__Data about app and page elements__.
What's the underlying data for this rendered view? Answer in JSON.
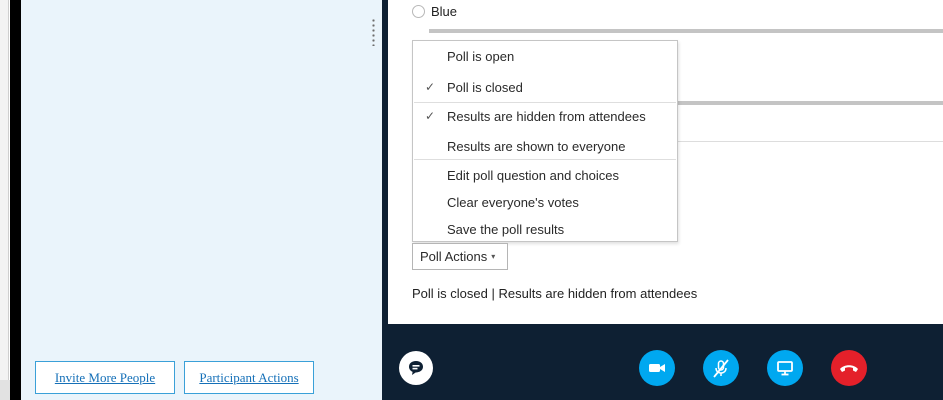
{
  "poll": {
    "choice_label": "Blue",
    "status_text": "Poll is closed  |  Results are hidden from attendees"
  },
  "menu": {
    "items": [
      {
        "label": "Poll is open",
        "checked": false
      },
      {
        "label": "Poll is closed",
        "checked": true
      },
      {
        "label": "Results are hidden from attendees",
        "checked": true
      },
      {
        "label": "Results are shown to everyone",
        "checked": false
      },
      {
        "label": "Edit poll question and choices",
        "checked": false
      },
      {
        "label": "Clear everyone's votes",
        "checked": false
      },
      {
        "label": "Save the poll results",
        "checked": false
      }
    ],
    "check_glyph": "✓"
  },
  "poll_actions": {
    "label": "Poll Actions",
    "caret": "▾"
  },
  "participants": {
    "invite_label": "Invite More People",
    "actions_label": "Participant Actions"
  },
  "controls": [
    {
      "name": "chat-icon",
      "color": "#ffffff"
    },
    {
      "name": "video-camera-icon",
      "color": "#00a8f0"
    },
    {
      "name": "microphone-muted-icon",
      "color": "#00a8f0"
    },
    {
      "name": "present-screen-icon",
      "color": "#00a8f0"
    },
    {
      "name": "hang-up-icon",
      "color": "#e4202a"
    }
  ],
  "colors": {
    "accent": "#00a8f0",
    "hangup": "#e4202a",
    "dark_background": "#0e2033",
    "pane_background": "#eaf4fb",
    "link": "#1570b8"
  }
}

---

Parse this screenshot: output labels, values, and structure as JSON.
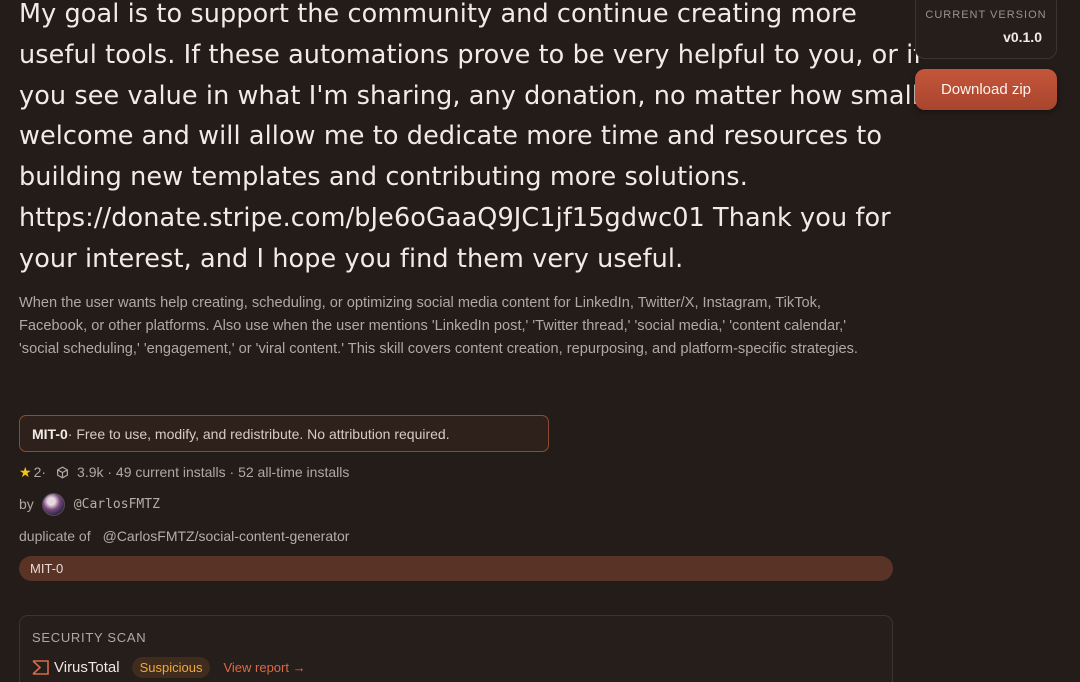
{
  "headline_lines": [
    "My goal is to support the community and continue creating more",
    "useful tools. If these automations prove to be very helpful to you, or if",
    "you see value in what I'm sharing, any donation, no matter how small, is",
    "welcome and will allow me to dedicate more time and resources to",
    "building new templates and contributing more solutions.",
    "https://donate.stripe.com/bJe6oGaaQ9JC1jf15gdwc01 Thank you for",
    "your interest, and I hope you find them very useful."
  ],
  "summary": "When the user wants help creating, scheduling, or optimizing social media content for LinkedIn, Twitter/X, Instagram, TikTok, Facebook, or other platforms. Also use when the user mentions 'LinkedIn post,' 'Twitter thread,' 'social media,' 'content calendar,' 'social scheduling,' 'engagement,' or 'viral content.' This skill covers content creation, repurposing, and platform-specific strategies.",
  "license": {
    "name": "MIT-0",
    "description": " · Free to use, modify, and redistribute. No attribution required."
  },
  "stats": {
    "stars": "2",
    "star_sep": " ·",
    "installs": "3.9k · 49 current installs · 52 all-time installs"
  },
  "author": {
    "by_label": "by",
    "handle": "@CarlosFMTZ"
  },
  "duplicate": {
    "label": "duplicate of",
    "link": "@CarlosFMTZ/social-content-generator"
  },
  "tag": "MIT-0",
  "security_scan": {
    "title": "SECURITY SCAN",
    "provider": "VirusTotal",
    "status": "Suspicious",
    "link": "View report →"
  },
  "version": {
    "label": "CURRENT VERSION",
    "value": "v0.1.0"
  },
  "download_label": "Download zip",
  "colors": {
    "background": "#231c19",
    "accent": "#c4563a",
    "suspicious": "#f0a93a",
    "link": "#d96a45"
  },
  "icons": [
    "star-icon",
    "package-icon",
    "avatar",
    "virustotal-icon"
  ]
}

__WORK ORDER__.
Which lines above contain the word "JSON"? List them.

__EXERCISE OUTPUT__.
What's the underlying data for this rendered view? Answer in JSON.
Parse this screenshot: output labels, values, and structure as JSON.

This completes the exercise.